At Basildon Crown Court McLaughlin, aged 36, of Rose Park, Limavady, was jailed for eight years, while 49-year-old McGlinchey, of Derryloughlan Road, Dungannon, received a sentence of nine years.
The Afghan Sikhs, including 15 children, were discovered on August 16, 2014, after port workers at Tilbury Docks in Essex heard banging noises and cries for help.
When officials opened the container, the asylum seekers were found in cramped conditions, crammed on top of plastic barrels full of liquid, with condensation pouring from the ceiling.
Among them was Meet Singh Kapoor, a 40-year-old who died during the overnight P&O ferry crossing from Zeebrugge, Belgium.
The court heard that a post-mortem examination found Mr Kapoor had died of natural causes.
Police said his family, who were travelling with him, watched him die and were powerless to seek medical help in the dark container that had just two air holes.
There were no toilets and the children were sick in carrier bags. At one point, the air holes were closed as other containers were loaded next to theirs, police revealed.
The jury was told the asylum seekers were the human cargo of a sophisticated international organisation of people smugglers.
The court heard the asylum seekers had paid thousands of pounds to travel to the UK to escape persecution from radical Muslims in Afghanistan.
Evidence before the court revealed that the men had paid around £28,000 per family for the crossing, raising the cash by selling their businesses, stock and family jewellery.
McLaughlin and McGlinchey were part of a team responsible for arranging the transport logistics of the people smuggling operation.
The pair organised for the container to be sent from Dover, Kent, to France so it could be picked up before being loaded with asylum seekers on a Belgian industrial estate.
A third man, Taha Sharif, 39, of High Cross Road, Tottenham, north London, was found guilty of the same offence following a trial last July. He will be sentenced on June 23.
Detective Chief Inspector Martin Pasmore, of Essex Police, said afterwards: “Vulnerable people seeking help were treated in an appalling way at the hands of these greedy criminals, which prevented any prospect of medical help for Mr Kapoor.

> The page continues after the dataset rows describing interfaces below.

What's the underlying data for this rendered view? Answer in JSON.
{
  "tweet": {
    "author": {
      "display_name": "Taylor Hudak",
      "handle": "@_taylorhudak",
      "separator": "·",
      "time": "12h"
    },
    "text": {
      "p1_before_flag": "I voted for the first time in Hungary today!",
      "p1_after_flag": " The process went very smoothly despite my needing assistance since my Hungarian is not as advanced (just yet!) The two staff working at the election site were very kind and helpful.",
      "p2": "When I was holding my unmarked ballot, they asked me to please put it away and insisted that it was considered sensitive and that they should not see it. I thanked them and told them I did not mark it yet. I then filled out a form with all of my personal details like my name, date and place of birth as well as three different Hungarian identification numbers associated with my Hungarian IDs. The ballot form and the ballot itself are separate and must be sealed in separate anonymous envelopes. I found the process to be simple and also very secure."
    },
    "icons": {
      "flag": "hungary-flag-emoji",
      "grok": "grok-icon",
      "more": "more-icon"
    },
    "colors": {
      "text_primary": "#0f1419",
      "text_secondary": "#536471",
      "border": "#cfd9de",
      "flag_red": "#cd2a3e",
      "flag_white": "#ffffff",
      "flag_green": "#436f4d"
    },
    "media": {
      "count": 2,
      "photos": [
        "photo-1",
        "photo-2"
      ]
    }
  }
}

“My thoughts remain very much with his wife, children, family and friends, and the other surviving asylum seekers who endured such distressing and shocking conditions.